When a youth is transferred to adult court, the rules applicable to adults apply to the youth and the special protections granted by the Young Offenders Act, including the ban on publication do not apply. In addition, a transfer hearing which takes place before the trial begins can significantly delay the start of the trial. Some transfer hearings, including appeals of the decision to transfer, have taken more than two years to complete. Such delays can be problematic because for most young people the consequences that follow closely after the offending conduct prove to be much more meaningful.
As under the Young Offenders Act, the proposed youth criminal justice act would allow prosecutors to seek to have an adult sentence imposed if a youth 14 or older were found guilty of an indictable offence.
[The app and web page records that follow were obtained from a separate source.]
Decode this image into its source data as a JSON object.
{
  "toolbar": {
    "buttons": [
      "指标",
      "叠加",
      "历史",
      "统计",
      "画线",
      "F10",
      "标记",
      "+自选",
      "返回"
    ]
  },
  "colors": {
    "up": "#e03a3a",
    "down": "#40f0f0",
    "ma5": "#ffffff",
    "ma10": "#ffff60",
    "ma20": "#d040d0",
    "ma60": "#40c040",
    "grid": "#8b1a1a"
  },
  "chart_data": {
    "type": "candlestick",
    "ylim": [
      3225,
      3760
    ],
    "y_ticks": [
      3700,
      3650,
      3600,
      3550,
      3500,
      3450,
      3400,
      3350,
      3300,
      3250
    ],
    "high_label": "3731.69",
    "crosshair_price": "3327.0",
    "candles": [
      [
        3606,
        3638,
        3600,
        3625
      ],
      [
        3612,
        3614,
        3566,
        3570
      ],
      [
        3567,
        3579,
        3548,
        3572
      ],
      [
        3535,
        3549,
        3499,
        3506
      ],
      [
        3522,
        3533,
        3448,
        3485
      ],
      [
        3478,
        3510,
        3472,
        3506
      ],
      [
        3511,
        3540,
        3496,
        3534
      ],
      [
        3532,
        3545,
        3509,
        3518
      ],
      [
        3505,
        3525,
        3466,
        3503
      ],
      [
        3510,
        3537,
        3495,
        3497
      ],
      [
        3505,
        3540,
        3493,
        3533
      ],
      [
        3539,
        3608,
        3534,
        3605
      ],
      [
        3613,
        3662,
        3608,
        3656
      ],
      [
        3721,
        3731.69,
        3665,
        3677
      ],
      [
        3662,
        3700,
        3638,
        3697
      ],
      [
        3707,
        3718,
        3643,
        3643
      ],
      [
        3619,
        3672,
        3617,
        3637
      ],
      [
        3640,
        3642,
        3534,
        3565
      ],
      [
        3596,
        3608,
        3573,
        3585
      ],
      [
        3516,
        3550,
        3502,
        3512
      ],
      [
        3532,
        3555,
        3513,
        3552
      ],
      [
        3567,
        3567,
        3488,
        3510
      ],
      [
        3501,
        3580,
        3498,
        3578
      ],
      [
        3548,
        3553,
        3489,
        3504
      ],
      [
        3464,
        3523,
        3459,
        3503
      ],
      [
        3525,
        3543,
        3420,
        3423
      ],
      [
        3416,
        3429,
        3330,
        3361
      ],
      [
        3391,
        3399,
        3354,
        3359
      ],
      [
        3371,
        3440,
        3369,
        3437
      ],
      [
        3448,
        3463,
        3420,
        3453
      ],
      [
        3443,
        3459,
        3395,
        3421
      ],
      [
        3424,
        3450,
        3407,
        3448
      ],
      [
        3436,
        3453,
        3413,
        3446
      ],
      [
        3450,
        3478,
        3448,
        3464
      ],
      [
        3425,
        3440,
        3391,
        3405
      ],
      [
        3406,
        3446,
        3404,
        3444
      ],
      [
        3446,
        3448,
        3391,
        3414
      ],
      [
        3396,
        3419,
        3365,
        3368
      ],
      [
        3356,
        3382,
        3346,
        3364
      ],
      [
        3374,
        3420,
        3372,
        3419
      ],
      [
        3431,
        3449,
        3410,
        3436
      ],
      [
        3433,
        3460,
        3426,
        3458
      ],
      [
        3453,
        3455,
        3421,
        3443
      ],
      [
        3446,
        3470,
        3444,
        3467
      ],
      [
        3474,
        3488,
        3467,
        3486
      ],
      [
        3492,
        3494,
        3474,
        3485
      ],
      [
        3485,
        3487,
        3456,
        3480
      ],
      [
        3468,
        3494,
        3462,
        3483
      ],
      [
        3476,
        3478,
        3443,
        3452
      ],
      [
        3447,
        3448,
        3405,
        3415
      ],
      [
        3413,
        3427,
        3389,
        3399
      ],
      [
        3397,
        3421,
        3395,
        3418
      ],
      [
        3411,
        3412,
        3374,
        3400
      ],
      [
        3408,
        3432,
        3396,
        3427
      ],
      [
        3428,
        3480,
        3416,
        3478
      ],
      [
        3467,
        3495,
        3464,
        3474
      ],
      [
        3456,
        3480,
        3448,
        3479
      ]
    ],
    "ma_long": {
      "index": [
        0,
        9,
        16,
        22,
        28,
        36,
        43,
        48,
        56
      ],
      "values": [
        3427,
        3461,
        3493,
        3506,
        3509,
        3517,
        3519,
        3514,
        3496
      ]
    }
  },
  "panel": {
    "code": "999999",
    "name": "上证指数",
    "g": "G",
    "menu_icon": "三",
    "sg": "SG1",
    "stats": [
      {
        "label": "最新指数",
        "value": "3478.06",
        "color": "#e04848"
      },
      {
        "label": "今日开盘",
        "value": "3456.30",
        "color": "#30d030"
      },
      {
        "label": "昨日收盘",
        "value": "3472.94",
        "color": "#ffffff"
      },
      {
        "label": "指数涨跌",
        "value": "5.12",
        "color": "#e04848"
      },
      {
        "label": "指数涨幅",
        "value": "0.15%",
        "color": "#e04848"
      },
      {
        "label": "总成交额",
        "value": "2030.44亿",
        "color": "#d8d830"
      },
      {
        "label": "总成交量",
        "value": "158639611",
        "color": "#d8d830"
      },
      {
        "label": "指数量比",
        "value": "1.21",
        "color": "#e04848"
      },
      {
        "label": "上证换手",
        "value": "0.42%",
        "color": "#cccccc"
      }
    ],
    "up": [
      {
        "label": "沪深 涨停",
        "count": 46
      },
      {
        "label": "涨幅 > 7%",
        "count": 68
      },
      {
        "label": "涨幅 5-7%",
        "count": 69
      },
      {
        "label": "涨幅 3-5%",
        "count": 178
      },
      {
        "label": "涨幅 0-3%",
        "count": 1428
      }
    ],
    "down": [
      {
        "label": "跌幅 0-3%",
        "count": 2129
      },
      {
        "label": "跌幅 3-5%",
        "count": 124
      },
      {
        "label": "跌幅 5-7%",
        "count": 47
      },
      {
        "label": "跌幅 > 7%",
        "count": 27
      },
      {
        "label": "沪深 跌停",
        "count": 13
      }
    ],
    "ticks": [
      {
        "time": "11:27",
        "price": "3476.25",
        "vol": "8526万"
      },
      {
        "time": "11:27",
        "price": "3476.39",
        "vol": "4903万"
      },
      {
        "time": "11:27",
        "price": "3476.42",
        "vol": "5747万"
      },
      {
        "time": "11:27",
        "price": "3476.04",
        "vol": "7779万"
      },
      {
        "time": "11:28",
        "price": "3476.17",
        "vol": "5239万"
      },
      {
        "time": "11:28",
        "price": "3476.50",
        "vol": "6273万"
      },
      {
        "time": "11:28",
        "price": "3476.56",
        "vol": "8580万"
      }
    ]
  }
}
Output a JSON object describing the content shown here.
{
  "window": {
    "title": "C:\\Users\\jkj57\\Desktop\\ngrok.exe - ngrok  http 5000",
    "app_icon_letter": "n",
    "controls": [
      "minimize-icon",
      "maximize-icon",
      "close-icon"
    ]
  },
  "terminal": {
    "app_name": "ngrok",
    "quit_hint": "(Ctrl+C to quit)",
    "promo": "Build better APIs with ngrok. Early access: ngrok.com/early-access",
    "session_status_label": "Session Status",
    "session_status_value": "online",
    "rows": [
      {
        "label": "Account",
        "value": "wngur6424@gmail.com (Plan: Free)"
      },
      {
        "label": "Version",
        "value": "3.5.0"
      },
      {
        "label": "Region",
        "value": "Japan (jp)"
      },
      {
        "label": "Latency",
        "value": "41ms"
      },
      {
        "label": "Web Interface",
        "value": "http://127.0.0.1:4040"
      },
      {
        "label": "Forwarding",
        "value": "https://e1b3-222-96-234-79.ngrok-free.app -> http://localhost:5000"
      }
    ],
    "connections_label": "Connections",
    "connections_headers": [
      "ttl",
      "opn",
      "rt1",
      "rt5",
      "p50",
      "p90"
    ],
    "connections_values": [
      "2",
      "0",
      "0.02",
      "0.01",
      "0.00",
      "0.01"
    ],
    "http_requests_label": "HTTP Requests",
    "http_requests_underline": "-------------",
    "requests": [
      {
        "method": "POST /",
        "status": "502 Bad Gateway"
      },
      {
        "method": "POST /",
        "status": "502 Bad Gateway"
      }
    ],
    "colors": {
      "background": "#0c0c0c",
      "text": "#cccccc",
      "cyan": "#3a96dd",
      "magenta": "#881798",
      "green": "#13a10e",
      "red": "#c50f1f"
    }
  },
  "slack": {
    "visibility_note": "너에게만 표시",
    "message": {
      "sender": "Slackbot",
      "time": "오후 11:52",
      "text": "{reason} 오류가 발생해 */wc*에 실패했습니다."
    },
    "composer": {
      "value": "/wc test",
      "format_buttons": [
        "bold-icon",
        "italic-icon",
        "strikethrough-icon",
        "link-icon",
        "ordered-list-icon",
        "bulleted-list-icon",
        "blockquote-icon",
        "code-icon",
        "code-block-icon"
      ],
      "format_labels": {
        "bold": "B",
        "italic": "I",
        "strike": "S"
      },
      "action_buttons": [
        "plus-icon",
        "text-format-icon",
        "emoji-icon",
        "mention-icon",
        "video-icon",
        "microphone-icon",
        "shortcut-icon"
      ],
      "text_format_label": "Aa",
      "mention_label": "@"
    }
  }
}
The youth criminal justice act maintains the category of presumptive offences in the Young Offenders Act, but extends the presumption to youths 14 or 17 and to serious repeat violence offences.
A youth charged with a presumptive offence has an opportunity to demonstrate to the youth court judge that the presumption should not apply. In addition, under the proposed youth criminal justice act, provincial prosecutors would have the discretion to waive the presumption in an individual case, in which case the judge must impose a youth sentence.
Under the Young Offenders Act the crown must make an application to waive the presumption and the decision rests with the judge. The provincial attorney general could also issue guidelines to prosecutors respecting the waiver of the presumption. Finally, through an order in council a province could raise the age of the application of the presumption from 14 to 15 or 16.
The bill eliminates the transfer to adult court and provides that all proceedings against a youth take place in youth court, where age appropriate due process protections apply, as I have already indicated. Hearings to determine whether a youth sentence or an adult sentence should be imposed would be held only after the youth has been found guilty. Therefore, the youth court judge would make the decision whether to impose a youth or adult sentence after all the evidence regarding the circumstances of the offence and the offender were put before the court.
This bill is a good bill. We look forward to hearing the comments today and moving forward with this legislation. The bill was before the House in the previous parliament and it is now time to get on with it. Canadians are demanding it and we should respond to their demands.